### Work item
The records below are to be retyped in full, without any alteration.

### Material to process
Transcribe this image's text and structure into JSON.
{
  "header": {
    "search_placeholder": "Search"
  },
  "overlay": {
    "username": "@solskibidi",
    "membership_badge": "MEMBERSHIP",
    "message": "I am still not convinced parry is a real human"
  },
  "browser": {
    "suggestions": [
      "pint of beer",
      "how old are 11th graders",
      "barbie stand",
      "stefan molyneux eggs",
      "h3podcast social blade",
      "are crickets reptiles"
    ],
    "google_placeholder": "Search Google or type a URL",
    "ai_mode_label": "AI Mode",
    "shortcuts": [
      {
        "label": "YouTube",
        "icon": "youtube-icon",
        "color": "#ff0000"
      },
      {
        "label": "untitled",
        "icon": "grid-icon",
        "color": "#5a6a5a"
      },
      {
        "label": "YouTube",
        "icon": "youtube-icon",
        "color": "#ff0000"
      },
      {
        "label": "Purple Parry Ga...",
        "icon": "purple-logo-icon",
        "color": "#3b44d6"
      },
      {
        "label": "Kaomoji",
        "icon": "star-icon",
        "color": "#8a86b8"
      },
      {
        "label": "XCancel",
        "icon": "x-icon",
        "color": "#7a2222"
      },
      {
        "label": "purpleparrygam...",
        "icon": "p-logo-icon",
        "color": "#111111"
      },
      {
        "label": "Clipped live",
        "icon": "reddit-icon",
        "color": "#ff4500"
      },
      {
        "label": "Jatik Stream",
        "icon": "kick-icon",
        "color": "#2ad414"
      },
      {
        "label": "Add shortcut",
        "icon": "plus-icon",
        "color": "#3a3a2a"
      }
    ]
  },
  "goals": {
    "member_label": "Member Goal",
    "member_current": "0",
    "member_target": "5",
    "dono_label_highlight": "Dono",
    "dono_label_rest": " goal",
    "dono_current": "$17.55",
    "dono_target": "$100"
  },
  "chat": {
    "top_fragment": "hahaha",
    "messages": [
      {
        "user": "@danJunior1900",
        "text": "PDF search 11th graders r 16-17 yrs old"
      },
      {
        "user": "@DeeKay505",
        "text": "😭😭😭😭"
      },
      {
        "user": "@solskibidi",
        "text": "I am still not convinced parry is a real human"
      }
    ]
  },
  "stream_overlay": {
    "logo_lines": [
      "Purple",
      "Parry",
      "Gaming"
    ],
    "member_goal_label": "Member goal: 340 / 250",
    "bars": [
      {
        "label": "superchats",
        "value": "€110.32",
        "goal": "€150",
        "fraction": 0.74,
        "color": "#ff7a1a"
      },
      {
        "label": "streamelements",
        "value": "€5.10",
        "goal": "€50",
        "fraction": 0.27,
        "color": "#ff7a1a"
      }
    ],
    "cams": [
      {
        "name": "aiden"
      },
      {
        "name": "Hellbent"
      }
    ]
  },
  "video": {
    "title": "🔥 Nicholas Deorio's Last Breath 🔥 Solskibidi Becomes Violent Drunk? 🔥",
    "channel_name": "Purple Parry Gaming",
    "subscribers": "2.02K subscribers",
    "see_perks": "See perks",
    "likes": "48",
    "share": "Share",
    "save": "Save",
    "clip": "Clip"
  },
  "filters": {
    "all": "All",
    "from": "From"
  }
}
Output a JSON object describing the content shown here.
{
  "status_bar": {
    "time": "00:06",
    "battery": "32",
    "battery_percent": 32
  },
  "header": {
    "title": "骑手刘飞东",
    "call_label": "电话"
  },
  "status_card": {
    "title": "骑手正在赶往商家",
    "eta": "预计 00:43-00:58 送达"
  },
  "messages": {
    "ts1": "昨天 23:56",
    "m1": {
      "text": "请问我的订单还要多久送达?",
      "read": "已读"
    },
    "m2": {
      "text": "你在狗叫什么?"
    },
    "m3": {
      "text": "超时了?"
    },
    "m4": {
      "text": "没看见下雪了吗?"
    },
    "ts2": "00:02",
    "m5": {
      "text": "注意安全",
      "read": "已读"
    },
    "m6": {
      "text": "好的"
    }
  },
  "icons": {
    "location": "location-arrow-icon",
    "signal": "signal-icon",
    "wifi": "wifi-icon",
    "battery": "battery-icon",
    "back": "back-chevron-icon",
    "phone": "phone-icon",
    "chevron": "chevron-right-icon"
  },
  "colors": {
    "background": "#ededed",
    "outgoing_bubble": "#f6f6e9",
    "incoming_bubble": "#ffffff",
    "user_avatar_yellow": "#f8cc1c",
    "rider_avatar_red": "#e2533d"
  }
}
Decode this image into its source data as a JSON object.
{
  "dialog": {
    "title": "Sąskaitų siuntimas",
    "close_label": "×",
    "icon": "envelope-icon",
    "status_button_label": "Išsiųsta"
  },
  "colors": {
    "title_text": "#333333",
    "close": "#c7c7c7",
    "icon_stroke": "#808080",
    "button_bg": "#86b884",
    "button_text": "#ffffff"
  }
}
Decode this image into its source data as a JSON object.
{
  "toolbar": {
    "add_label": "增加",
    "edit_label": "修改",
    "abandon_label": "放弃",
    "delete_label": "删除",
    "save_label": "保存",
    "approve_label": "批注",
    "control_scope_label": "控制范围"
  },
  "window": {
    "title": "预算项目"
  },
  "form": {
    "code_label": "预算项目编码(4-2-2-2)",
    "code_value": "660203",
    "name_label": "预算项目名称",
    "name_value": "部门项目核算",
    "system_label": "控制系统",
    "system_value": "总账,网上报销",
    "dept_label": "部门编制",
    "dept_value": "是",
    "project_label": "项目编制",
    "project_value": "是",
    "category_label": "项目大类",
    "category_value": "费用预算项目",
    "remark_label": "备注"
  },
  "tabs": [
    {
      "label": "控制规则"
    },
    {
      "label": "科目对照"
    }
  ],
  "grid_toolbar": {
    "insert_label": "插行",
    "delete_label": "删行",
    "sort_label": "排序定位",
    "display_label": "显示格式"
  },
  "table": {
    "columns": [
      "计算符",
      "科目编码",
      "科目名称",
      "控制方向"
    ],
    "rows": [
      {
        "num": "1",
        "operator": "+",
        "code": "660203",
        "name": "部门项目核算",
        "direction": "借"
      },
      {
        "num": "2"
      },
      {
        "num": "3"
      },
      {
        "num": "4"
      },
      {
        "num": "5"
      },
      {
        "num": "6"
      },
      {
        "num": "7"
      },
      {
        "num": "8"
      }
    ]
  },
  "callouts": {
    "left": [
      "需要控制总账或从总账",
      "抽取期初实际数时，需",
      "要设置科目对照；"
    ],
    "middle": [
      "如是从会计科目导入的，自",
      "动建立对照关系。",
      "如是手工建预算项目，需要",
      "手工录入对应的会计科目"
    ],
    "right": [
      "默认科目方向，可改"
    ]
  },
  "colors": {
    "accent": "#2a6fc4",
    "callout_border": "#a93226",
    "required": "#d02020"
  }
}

### Worked solution
Transcribe this image's text and structure into JSON.
{
  "header": {
    "search_placeholder": "Search"
  },
  "overlay": {
    "username": "@solskibidi",
    "membership_badge": "MEMBERSHIP",
    "message": "I am still not convinced parry is a real human"
  },
  "browser": {
    "suggestions": [
      "pint of beer",
      "how old are 11th graders",
      "barbie stand",
      "stefan molyneux eggs",
      "h3podcast social blade",
      "are crickets reptiles"
    ],
    "google_placeholder": "Search Google or type a URL",
    "ai_mode_label": "AI Mode",
    "shortcuts": [
      {
        "label": "YouTube",
        "icon": "youtube-icon",
        "color": "#ff0000"
      },
      {
        "label": "untitled",
        "icon": "grid-icon",
        "color": "#5a6a5a"
      },
      {
        "label": "YouTube",
        "icon": "youtube-icon",
        "color": "#ff0000"
      },
      {
        "label": "Purple Parry Ga...",
        "icon": "purple-logo-icon",
        "color": "#3b44d6"
      },
      {
        "label": "Kaomoji",
        "icon": "star-icon",
        "color": "#8a86b8"
      },
      {
        "label": "XCancel",
        "icon": "x-icon",
        "color": "#7a2222"
      },
      {
        "label": "purpleparrygam...",
        "icon": "p-logo-icon",
        "color": "#111111"
      },
      {
        "label": "Clipped live",
        "icon": "reddit-icon",
        "color": "#ff4500"
      },
      {
        "label": "Jatik Stream",
        "icon": "kick-icon",
        "color": "#2ad414"
      },
      {
        "label": "Add shortcut",
        "icon": "plus-icon",
        "color": "#3a3a2a"
      }
    ]
  },
  "goals": {
    "member_label": "Member Goal",
    "member_current": "0",
    "member_target": "5",
    "dono_label_highlight": "Dono",
    "dono_label_rest": " goal",
    "dono_current": "$17.55",
    "dono_target": "$100"
  },
  "chat": {
    "top_fragment": "hahaha",
    "messages": [
      {
        "user": "@danJunior1900",
        "text": "PDF search 11th graders r 16-17 yrs old"
      },
      {
        "user": "@DeeKay505",
        "text": "😭😭😭😭"
      },
      {
        "user": "@solskibidi",
        "text": "I am still not convinced parry is a real human"
      }
    ]
  },
  "stream_overlay": {
    "logo_lines": [
      "Purple",
      "Parry",
      "Gaming"
    ],
    "member_goal_label": "Member goal: 340 / 250",
    "bars": [
      {
        "label": "superchats",
        "value": "€110.32",
        "goal": "€150",
        "fraction": 0.74,
        "color": "#ff7a1a"
      },
      {
        "label": "streamelements",
        "value": "€5.10",
        "goal": "€50",
        "fraction": 0.27,
        "color": "#ff7a1a"
      }
    ],
    "cams": [
      {
        "name": "aiden"
      },
      {
        "name": "Hellbent"
      }
    ]
  },
  "video": {
    "title": "🔥 Nicholas Deorio's Last Breath 🔥 Solskibidi Becomes Violent Drunk? 🔥",
    "channel_name": "Purple Parry Gaming",
    "subscribers": "2.02K subscribers",
    "see_perks": "See perks",
    "likes": "48",
    "share": "Share",
    "save": "Save",
    "clip": "Clip"
  },
  "filters": {
    "all": "All",
    "from": "From"
  }
}
Output a JSON object describing the content shown here.
{
  "status_bar": {
    "time": "00:06",
    "battery": "32",
    "battery_percent": 32
  },
  "header": {
    "title": "骑手刘飞东",
    "call_label": "电话"
  },
  "status_card": {
    "title": "骑手正在赶往商家",
    "eta": "预计 00:43-00:58 送达"
  },
  "messages": {
    "ts1": "昨天 23:56",
    "m1": {
      "text": "请问我的订单还要多久送达?",
      "read": "已读"
    },
    "m2": {
      "text": "你在狗叫什么?"
    },
    "m3": {
      "text": "超时了?"
    },
    "m4": {
      "text": "没看见下雪了吗?"
    },
    "ts2": "00:02",
    "m5": {
      "text": "注意安全",
      "read": "已读"
    },
    "m6": {
      "text": "好的"
    }
  },
  "icons": {
    "location": "location-arrow-icon",
    "signal": "signal-icon",
    "wifi": "wifi-icon",
    "battery": "battery-icon",
    "back": "back-chevron-icon",
    "phone": "phone-icon",
    "chevron": "chevron-right-icon"
  },
  "colors": {
    "background": "#ededed",
    "outgoing_bubble": "#f6f6e9",
    "incoming_bubble": "#ffffff",
    "user_avatar_yellow": "#f8cc1c",
    "rider_avatar_red": "#e2533d"
  }
}
Decode this image into its source data as a JSON object.
{
  "dialog": {
    "title": "Sąskaitų siuntimas",
    "close_label": "×",
    "icon": "envelope-icon",
    "status_button_label": "Išsiųsta"
  },
  "colors": {
    "title_text": "#333333",
    "close": "#c7c7c7",
    "icon_stroke": "#808080",
    "button_bg": "#86b884",
    "button_text": "#ffffff"
  }
}
Decode this image into its source data as a JSON object.
{
  "toolbar": {
    "add_label": "增加",
    "edit_label": "修改",
    "abandon_label": "放弃",
    "delete_label": "删除",
    "save_label": "保存",
    "approve_label": "批注",
    "control_scope_label": "控制范围"
  },
  "window": {
    "title": "预算项目"
  },
  "form": {
    "code_label": "预算项目编码(4-2-2-2)",
    "code_value": "660203",
    "name_label": "预算项目名称",
    "name_value": "部门项目核算",
    "system_label": "控制系统",
    "system_value": "总账,网上报销",
    "dept_label": "部门编制",
    "dept_value": "是",
    "project_label": "项目编制",
    "project_value": "是",
    "category_label": "项目大类",
    "category_value": "费用预算项目",
    "remark_label": "备注"
  },
  "tabs": [
    {
      "label": "控制规则"
    },
    {
      "label": "科目对照"
    }
  ],
  "grid_toolbar": {
    "insert_label": "插行",
    "delete_label": "删行",
    "sort_label": "排序定位",
    "display_label": "显示格式"
  },
  "table": {
    "columns": [
      "计算符",
      "科目编码",
      "科目名称",
      "控制方向"
    ],
    "rows": [
      {
        "num": "1",
        "operator": "+",
        "code": "660203",
        "name": "部门项目核算",
        "direction": "借"
      },
      {
        "num": "2"
      },
      {
        "num": "3"
      },
      {
        "num": "4"
      },
      {
        "num": "5"
      },
      {
        "num": "6"
      },
      {
        "num": "7"
      },
      {
        "num": "8"
      }
    ]
  },
  "callouts": {
    "left": [
      "需要控制总账或从总账",
      "抽取期初实际数时，需",
      "要设置科目对照；"
    ],
    "middle": [
      "如是从会计科目导入的，自",
      "动建立对照关系。",
      "如是手工建预算项目，需要",
      "手工录入对应的会计科目"
    ],
    "right": [
      "默认科目方向，可改"
    ]
  },
  "colors": {
    "accent": "#2a6fc4",
    "callout_border": "#a93226",
    "required": "#d02020"
  }
}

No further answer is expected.